QUAYAQUIL, Ecuador, September 18, 2008 (LifeSiteNews.com) –The Archdiocese of Guayaquil, Ecuador, held three open-air Masses last weekend, September 13, to remind the faithful of the intrinsic value of human life and the duty of government to protect it.
Although the sermons given at the Masses did not mention Ecuador's newly proposed constitution, they were widely seen as a response to the document's pro-abortion and anti-family language.
The Masses were held under the leadership of Archbishop Antonio Arregui Yarza, who is the head of the nation's conference of Catholic bishops, and who has been vocal in his criticism of the document. His opposition has resulted in numerous death threats, denunciations from government officials, and even criminal charges being filed against him.

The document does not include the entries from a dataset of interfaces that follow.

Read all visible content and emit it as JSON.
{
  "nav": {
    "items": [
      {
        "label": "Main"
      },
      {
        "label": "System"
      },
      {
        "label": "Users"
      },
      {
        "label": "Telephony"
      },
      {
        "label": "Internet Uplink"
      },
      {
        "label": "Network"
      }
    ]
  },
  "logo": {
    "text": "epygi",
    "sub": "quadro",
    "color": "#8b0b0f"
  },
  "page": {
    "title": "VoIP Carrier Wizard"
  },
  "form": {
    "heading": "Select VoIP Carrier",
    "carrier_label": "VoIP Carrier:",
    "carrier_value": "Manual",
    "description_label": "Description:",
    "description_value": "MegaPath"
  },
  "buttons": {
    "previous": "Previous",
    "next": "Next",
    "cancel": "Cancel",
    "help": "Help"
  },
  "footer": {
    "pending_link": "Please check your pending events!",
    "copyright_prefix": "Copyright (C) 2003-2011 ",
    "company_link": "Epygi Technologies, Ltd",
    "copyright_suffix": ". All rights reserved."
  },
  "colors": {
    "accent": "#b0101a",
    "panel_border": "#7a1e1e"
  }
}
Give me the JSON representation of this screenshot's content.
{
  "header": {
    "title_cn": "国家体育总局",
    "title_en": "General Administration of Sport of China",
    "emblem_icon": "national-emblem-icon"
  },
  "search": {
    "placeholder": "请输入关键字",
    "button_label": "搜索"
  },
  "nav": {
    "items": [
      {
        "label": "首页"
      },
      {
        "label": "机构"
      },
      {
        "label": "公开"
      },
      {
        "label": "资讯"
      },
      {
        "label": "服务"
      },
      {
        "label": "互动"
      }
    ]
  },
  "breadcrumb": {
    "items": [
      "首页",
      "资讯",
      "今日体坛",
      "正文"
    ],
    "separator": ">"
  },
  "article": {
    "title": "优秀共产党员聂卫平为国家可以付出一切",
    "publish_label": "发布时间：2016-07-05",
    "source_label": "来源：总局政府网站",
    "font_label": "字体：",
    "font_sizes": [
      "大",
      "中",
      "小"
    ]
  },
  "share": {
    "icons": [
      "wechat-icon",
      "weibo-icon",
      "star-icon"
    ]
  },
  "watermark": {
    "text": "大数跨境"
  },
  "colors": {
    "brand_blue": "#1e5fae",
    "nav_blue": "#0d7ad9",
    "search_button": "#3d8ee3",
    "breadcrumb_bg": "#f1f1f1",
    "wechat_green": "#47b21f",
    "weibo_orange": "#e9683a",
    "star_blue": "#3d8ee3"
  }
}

In his homily, Arregui Yarza said of unborn children, "We all should support the viability of those lives, when there are difficulties. We can never accept the sacrifice of those lives."
The constitution, which will be voted on September 28, must pass with the approval of at least 50% of eligible voters. In recent weeks, public opinion polls have indicated a movement in favor of ratification, although the ultimate outcome is far from clear.
The Masses drew bitter criticism from Ecuadorian President Rafael Correa, who said that the Catholic bishops of his country were pathetic specters who are reviving the Church-State conflict, "which was overcome 100 years ago."
"They are simply phantoms who dress in black. They speak of God and don't know him, they speak of respecting life and they don't respect it," said Correa.
Although Correa characterized the Masses as a "failure," some media reports indicated that they received "massive" attendance, numbering in the thousands. However, attendance was apparently not as high as expected. Of 18 city blocks closed off for the services, only five were filled.
The Masses were also attended by Quayaquil mayor Jamie Nebot, former Ecuadorian President Gustavo Noboa, and Evangelical Pastor Francisco Medina. Nobot has stated that Quayaquil will seek some degree of "autonomy" if the constitution is ratified, echoing the intentions of several provinces in Bolivia, where some local governments are resisting the policies of President Evo Morales.
By Matthew Cullinan Hoffman